It’s not just art!
I’m sitting on a metal folding chair in the auditorium of a public school on the Lower East Side, waiting for the show to begin. I’m taking pictures of the towers of painted egg cartons that make up the set, and zooming in on the dolls, decorations, flags, and other artwork displayed on the stage apron and along the walls. I am graciously agreeing with the lady sitting next to me that yes, I have put on a little weight.
The principal enters to welcome us and we all sit up straight and make sure our phones are a) silenced and b) ready to record. We can’t wait to see our kids enter in the costumes they’ve made, hear the drumming and the songs they’ve learned, and watch the dances they’ve rehearsed.
“Don’t worry!” the principal calls out, arms wide in a reassuring gesture. “It’s not just art! It’s social studies and even math! They had to measure the stage area to fit the set they built. So it’s not just art; they’re not sitting around doing art.”
Now I am worried. I was completely unworried a few seconds ago, but my child’s principal has just dissed months of work by a couple hundred students, three talented teachers’ overtime contributions, and the entire multi-disciplinary field of art. I may be the odd woman out in this room, but that worries me.
This principal assumes I will be alarmed that my child takes a weekly visual art class, a dance class, and a music class. She is pretty sure I’m going to think there’s something fishy going on, that Real Learning is not happening...
While a direct, causal link between arts education and academic achievement has not been made (yet), there is a wealth of research that strongly suggests that arts education enhances children’s academic skills. I couldn’t find a single study claiming the reverse. But this principal assumes I will be alarmed that my child takes a weekly visual art class, a dance class, and a music class. She is pretty sure I’m going to think there’s something fishy going on, that Real Learning is not happening, because here are kids singing and dancing in costumes they made, on a set they built. What has that got to do with anything real?
I could reel off statistics about the strength and impact of the Broadway theatre alone, just one slice of the arts industry in New York City with a multimillion dollar contribution to the economy, but you already know that. The principal must know it, too. And yet the “not real” label sticks. Maybe because artists deal in fiction and illusion? Because we make something out of nothing?
Susan Ferziger, Playwrights Horizons’ Manager of Institutional Giving, got her poise and confidence from doing theatre in middle school. She says, “From the time I was in junior high, I was stage managing school productions or working backstage in some way. My first stage management experience was a production of No, No Nannette in eighth grade. At the end of the school year, I received the Drama award, which traditionally went to a student actor, so it was a huge honor and encouragement to me at the time (and I suppose it still is, since I still remember it!). As a stage manager, you’re required to not only get along with all types of people, but to be able to communicate and translate between them. As a fundraiser, I use these skills every day.”
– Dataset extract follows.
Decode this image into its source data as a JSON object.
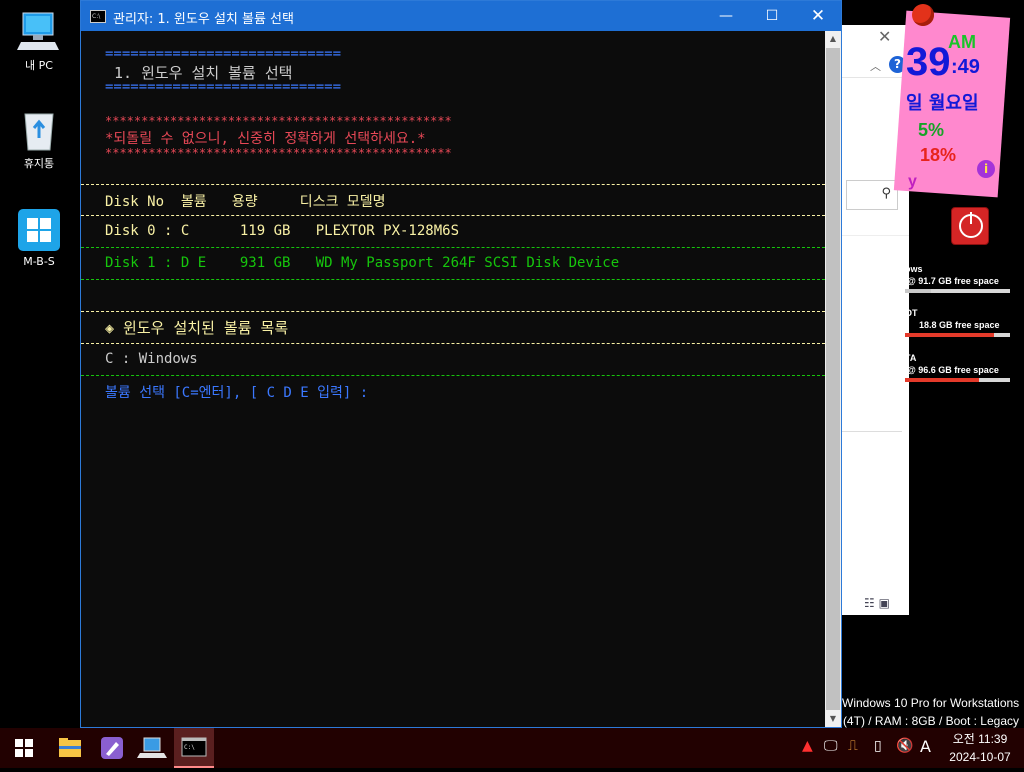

That’s pretty real.
Theatre director Maria Aladren teaches performance at the Middlesex County Technical & Vocational School in New Brunswick, New Jersey. It’s a public school dedicated to the arts, and her students are aiming at real careers. “These kids want to be makers, they want to be creating,” says Aladren. “It’s a young program, but of those students who do graduate, 100 percent have gotten into college. Of those, 90 percent are going to an arts-related program. 85 percent are pursuing a BFA. Of our high school graduating classes that have already now graduated from college, 79 percent or 80 percent are pursuing a career in the arts. Talk to me in five years, because that’s when you know. It’s easy to come out of college, young, and hit the industry, pursue this. But it’s very hard and you see down the road. But for now, they are pursuing this still.” And many of these students are the first one in their family to go to college.
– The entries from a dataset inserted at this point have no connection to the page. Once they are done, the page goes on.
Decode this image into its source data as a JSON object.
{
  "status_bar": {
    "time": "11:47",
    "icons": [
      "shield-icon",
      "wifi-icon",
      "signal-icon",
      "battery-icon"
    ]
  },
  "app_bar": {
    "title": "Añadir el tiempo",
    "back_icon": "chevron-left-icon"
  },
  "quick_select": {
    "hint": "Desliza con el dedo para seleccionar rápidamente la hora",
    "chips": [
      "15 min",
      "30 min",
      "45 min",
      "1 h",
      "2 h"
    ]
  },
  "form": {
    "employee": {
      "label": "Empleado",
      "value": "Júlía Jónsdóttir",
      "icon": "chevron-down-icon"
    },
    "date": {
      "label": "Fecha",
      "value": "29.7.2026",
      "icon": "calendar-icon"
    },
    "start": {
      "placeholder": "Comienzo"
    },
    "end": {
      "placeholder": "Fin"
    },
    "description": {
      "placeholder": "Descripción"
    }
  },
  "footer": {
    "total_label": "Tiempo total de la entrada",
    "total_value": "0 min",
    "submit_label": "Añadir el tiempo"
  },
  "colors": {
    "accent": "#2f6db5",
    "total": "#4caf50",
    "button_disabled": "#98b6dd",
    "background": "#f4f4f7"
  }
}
But it’s an uphill battle to reassure parents that “just” art is worth pursuing. Says Aladren, “The question is: What good are you to society? What are you producing? …They [the parents] don’t understand anything about the field. Nothing. They see an actor, celebrities. That is the whole field to them. Sometimes I bring them in to see the work and I list: the director, the actors, the set designer, the lighting designer, the technicians, the stage manager, the crew, the people who are exploring technology, all of that. All the many, many creative people making this happen. I try to tell parents that this whole mythology, if you go into the arts you will starve, is wrong. The worst thing that will happen to you is you won’t be able to get work in the field you want, but you will never starve. They think, oh you should go learn some skills to be a secretary and you will always have a job. I explain that your job may be in more danger if you have only one specific set of skills. But an artist has trained to be creative, they’ve worked in adversity… You take that training and mindset and you can do anything.”
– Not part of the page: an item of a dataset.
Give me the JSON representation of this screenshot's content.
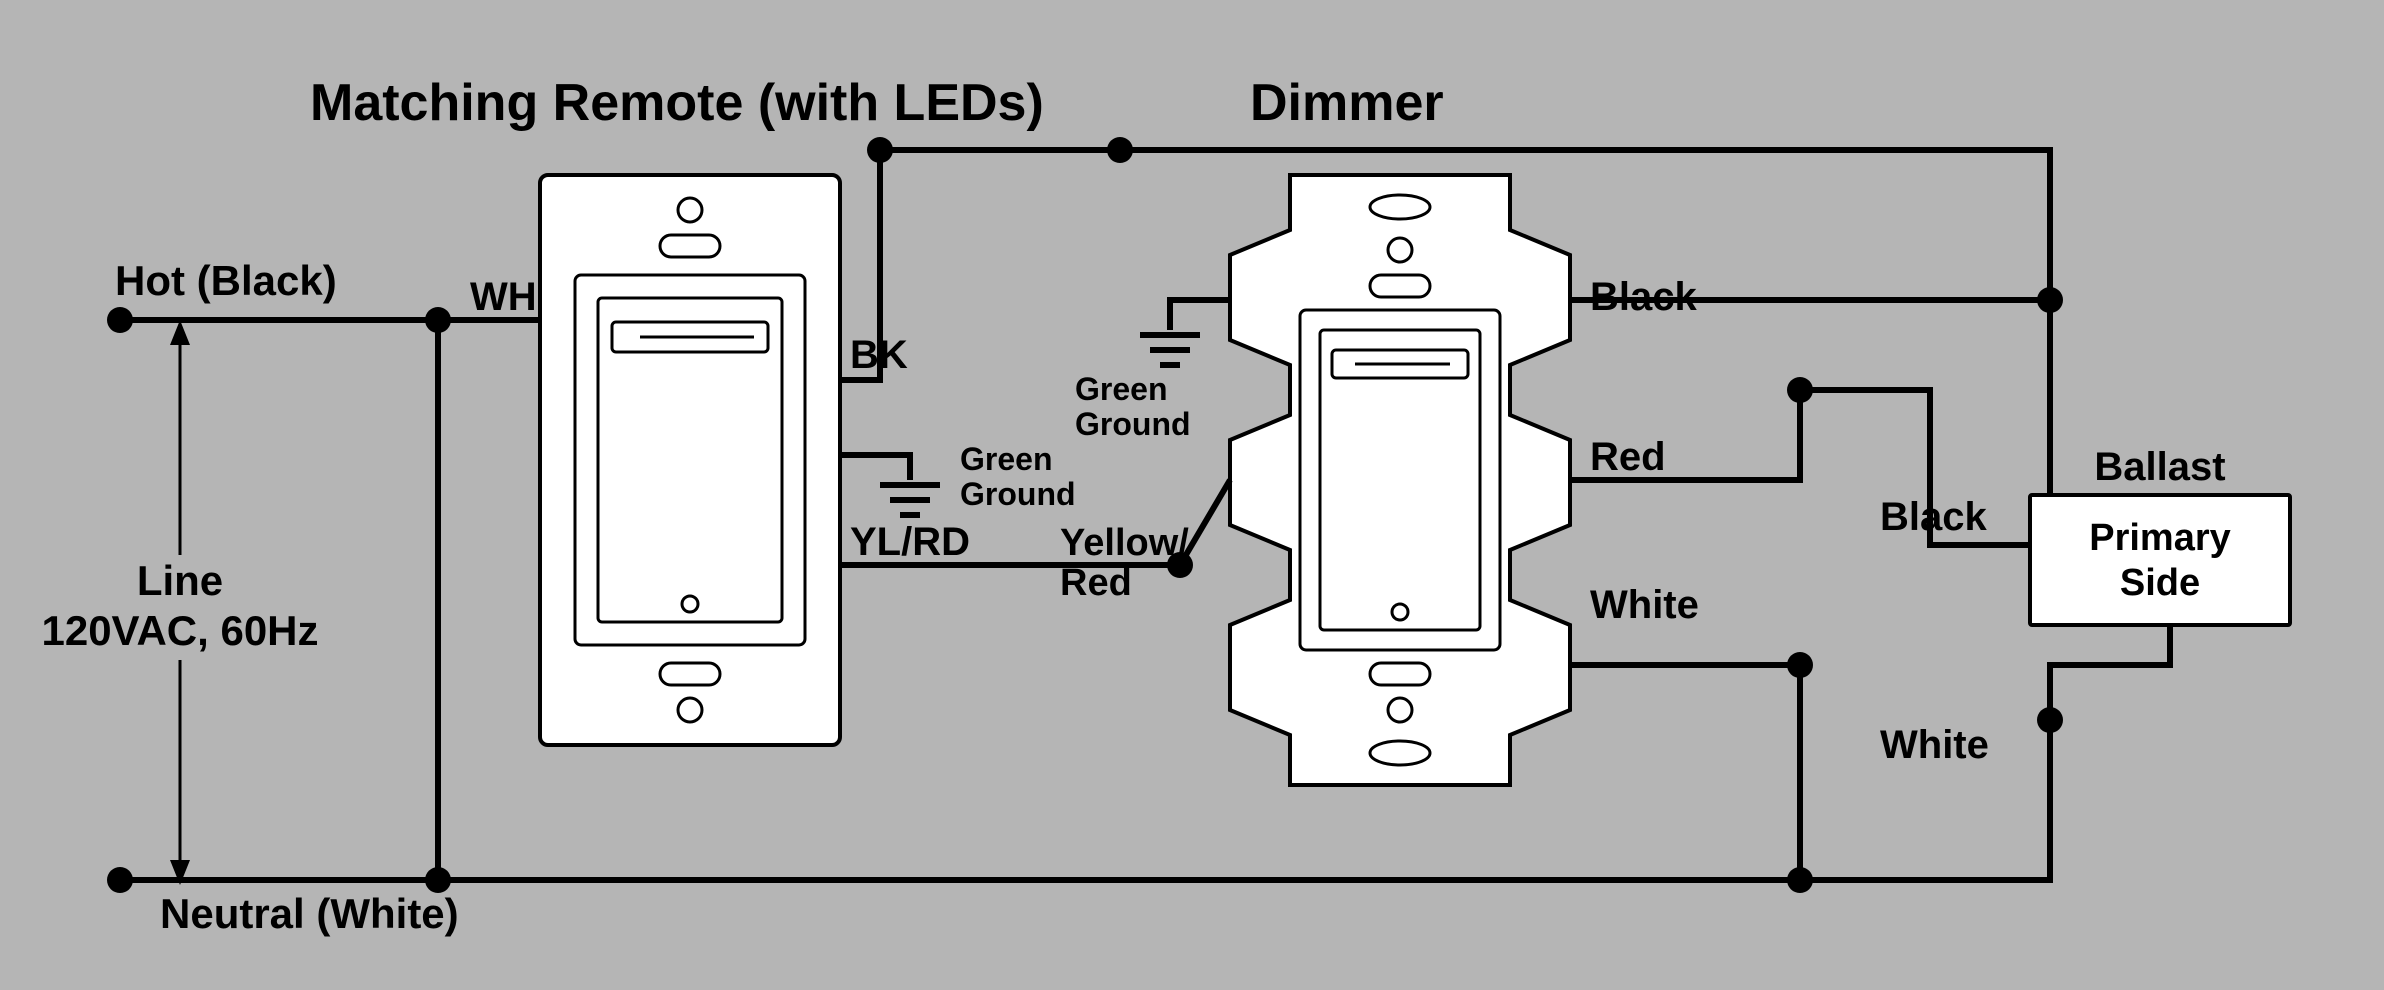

I feel lucky that my child’s school has a dedicated dance studio, a music room, a science lab, an art classroom, a gym, a library, and a stage. Even some more affluent schools don’t—they are so crowded that they’ve lost dedicated space for subjects that need it. We fight off an annual attempt by charter schools to take away one or more of our special rooms that “only” get used for arts and recreation. I don’t take it for granted.
Then the kids storm the stage, dead serious, toting all kinds of percussion equipment, ready to rock. For the next ninety minutes, it’s just art.